Fasting plasma levels of HVA are known to be higher in females than in males.[citation needed] This does not seem to be influenced by adult hormonal changes, as the pattern is retained in the elderly and post-menopausal as well as transgender people according to their genetic sex, both before and during cross-sex hormone administration.[3] Differences in HVA have also been correlated to tobacco usage, with smokers showing significantly lower amounts of plasma HVA.

See also


  1. ^ Lambert, G.W.; Eisenhofer, G.; Jennings, G.L.; Esler, M.D. (1993). "Regional homovanillic acid production in humans". Life Sciences. 53 (1): 63–75. doi:10.1016/0024-3205(93)90612-7. PMID 8515683.

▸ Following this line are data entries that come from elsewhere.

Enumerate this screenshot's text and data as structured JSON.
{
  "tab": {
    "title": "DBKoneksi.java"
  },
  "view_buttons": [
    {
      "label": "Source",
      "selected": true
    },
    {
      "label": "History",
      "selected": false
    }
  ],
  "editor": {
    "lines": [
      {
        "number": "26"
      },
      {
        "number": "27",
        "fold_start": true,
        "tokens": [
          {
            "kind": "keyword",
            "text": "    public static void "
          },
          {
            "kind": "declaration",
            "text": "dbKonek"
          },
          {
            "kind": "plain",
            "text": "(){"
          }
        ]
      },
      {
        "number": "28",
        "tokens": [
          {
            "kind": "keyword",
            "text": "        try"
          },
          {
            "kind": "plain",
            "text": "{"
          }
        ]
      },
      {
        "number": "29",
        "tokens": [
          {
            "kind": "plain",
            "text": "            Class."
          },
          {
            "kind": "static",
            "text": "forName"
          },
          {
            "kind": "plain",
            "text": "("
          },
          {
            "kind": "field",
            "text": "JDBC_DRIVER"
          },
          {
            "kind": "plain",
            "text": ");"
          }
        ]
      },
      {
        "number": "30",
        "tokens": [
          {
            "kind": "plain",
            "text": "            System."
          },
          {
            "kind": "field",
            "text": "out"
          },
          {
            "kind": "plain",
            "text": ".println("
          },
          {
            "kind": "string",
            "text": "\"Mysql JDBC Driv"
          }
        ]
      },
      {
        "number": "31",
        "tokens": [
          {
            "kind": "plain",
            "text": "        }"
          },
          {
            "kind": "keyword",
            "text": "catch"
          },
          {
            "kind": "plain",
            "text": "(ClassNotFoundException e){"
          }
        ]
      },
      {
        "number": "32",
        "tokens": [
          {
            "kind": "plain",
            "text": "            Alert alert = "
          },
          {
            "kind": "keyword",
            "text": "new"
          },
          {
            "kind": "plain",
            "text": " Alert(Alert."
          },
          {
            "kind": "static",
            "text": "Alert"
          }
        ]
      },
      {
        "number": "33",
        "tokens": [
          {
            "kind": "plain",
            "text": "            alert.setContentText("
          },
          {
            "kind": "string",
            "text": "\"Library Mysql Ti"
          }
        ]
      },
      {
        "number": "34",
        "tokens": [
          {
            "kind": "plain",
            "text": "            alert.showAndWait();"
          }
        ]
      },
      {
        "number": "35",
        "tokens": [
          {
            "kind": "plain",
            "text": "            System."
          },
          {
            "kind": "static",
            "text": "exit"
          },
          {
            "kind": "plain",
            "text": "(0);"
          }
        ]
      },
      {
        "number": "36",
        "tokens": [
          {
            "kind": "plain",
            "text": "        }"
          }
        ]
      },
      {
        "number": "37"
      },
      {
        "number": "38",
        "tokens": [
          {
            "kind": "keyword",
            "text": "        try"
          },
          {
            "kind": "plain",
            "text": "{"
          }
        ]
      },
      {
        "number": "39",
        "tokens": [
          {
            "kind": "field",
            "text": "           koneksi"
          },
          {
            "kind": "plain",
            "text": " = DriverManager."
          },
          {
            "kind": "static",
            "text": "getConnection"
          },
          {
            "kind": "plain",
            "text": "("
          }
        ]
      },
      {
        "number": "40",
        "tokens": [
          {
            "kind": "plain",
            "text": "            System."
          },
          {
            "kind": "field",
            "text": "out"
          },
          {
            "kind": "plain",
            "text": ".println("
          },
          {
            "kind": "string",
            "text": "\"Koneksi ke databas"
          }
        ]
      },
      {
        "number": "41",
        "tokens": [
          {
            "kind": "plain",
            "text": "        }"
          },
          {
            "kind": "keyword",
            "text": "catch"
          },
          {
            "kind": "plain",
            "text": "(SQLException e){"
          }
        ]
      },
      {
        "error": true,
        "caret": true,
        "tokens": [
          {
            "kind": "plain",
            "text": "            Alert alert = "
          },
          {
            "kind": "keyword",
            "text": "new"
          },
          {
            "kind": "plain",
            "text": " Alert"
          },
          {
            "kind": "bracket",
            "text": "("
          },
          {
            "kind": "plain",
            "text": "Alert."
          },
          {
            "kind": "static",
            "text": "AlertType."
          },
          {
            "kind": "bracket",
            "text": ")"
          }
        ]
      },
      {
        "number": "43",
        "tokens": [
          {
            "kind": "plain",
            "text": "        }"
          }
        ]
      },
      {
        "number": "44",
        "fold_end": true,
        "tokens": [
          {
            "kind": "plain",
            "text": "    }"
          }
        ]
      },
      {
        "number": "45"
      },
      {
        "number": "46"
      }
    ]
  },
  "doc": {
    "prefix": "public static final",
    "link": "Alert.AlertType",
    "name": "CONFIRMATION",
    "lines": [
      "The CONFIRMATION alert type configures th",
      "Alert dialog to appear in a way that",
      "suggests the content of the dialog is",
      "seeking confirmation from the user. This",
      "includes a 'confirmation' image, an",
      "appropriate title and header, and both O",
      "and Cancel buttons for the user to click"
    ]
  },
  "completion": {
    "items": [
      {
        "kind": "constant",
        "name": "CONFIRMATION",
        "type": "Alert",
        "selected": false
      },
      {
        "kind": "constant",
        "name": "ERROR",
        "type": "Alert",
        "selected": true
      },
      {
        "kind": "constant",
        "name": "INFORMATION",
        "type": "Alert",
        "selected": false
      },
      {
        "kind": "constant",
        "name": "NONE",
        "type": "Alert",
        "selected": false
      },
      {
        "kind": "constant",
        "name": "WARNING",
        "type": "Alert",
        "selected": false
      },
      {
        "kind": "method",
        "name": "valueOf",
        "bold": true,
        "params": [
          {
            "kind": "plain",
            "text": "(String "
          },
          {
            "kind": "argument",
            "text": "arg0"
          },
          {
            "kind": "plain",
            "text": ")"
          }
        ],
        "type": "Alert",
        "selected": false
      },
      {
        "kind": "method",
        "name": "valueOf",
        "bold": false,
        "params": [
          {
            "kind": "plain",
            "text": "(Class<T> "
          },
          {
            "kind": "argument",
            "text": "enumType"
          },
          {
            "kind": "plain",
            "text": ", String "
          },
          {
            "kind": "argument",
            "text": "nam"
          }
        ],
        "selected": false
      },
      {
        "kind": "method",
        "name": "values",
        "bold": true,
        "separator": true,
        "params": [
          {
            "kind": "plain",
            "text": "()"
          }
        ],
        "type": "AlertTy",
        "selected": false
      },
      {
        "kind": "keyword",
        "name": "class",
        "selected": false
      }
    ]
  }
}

  2. ^ Marcelis M, Suckling J, Hofman P, Woodruff P, Bullmore E, van Os J (September 2006). "Evidence that brain tissue volumes are associated with HVA reactivity to metabolic stress in schizophrenia". Schizophr. Res. 86 (1–3): 45–53. doi:10.1016/j.schres.2006.05.001. PMID 16806836.
  3. ^ Giltay E, Kho K, Blandjaar B, Verbeek M, Geurtz P, Geleijnse J, Gooren L (July 2005). "The sex difference of plasma homovanillic acid is unaffected by cross-sex hormone administration in transgender people". J Endocrinol. 187 (1): 109–16. doi:10.1677/joe.1.06307. hdl:2066/47682. PMID 16214946. Archived from the original on 2011-02-27. Retrieved 2011-01-30.